  • Energy Efficiency Ratings: Some of the most important things to check for are the SEER and HSPF. You should aim for a higher rating for better efficiency.

The efficient of our heat pump is stated by the Coefficient of Performance (COP). A higher COP, or any other rating, can mean more heat is generated from the electricity consumed.

Air Source Heat Pump Plate
Air source heat pumps with higher ratings such as COP can be more efficient at heating a whole house

An air source heat pump that’s sized correctly for heating the size of house can be running more efficiently at the upper end of these efficiency ratings.

See our articles on air source heat pump COP and air source heat pump efficiency for more information.

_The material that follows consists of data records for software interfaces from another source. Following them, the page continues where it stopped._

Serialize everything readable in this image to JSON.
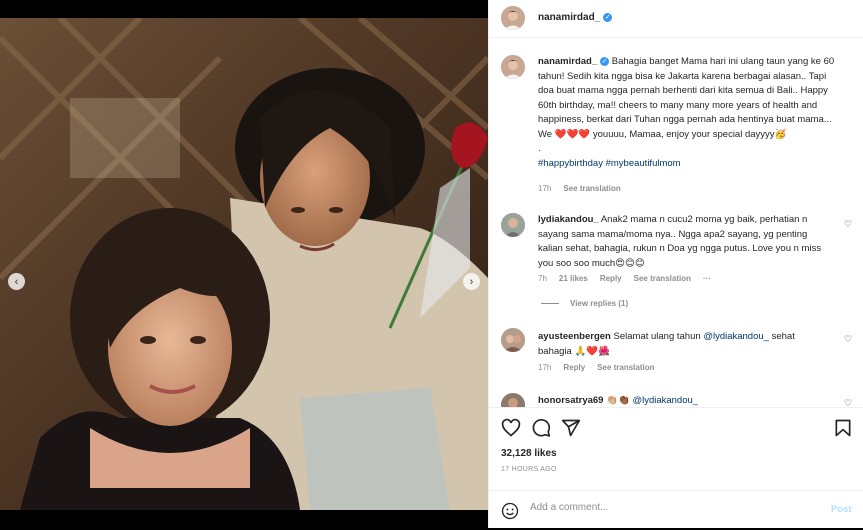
{
  "post": {
    "username": "nanamirdad_",
    "verified_mark": "✓"
  },
  "caption": {
    "username": "nanamirdad_",
    "text_before_hearts": "Bahagia banget Mama hari ini ulang taun yang ke 60 tahun! Sedih kita ngga bisa ke Jakarta karena berbagai alasan.. Tapi doa buat mama ngga pernah berhenti dari kita semua di Bali.. Happy 60th birthday, ma!! cheers to many many more years of health and happiness, berkat dari Tuhan ngga pernah ada hentinya buat mama... We",
    "hearts": "❤️❤️❤️",
    "text_after_hearts": "youuuu, Mamaa, enjoy your special dayyyy🥳",
    "dot": ".",
    "hashtags": "#happybirthday #mybeautifulmom",
    "time": "17h",
    "see_translation": "See translation"
  },
  "comments": [
    {
      "username": "lydiakandou_",
      "text": "Anak2 mama n cucu2 moma yg baik, perhatian n sayang sama mama/moma nya.. Ngga apa2 sayang, yg penting kalian sehat, bahagia, rukun n Doa yg ngga putus. Love you n miss you soo soo much😍😊😊",
      "time": "7h",
      "likes": "21 likes",
      "reply": "Reply",
      "see_translation": "See translation",
      "more": "···",
      "view_replies": "View replies (1)"
    },
    {
      "username": "ayusteenbergen",
      "text_before": "Selamat ulang tahun",
      "mention": "@lydiakandou_",
      "text_after": "sehat bahagia 🙏❤️🌺",
      "time": "17h",
      "reply": "Reply",
      "see_translation": "See translation"
    },
    {
      "username": "honorsatrya69",
      "text_before": "👏🏼👏🏾",
      "mention": "@lydiakandou_"
    }
  ],
  "stats": {
    "likes": "32,128 likes",
    "ago": "17 HOURS AGO"
  },
  "compose": {
    "placeholder": "Add a comment...",
    "post_label": "Post"
  },
  "carousel": {
    "prev": "‹",
    "next": "›",
    "dot_count": 5,
    "active_dot": 3
  },
  "colors": {
    "link": "#00376b",
    "verified": "#3897f0",
    "muted": "#8e8e8e",
    "heart_red": "#ed4956",
    "post_disabled": "#b2dffc"
  },
  "icons": [
    "heart-icon",
    "comment-icon",
    "share-icon",
    "bookmark-icon",
    "emoji-icon",
    "verified-icon",
    "chevron-left-icon",
    "chevron-right-icon"
  ]
}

  • Blower Motor Type: There are different blower motor types, including fixed speed, multi-speed, variable speed. The type of blower can also affect the efficiency of the heat pump.

Can An Air Source Heat Pump Heat A Whole House?

An air source heat pump can heat a whole house. However, it will have to be sized correctly based on the size of the house, climate, and demand, among other factors.

Larger properties will typically require larger sized air source heat pumps with greater heating capacities.

In many cases, it’s best to seek the help of an installer to choose the correct size and type (air to air or air to water) of heat pump that can heat your whole house. However, you can start a preliminary search on your own to get a sense for what you might need and how much it’ll cost.

Further Reading

What Size Air Source Heat Pump You Need

Air Source Heat Pump Installation Requirements

Air Source Heat Pumps & Radiators

Air Source Heat Pumps & Underfloor Heating

Air Source Heat Pumps & Air Handling Units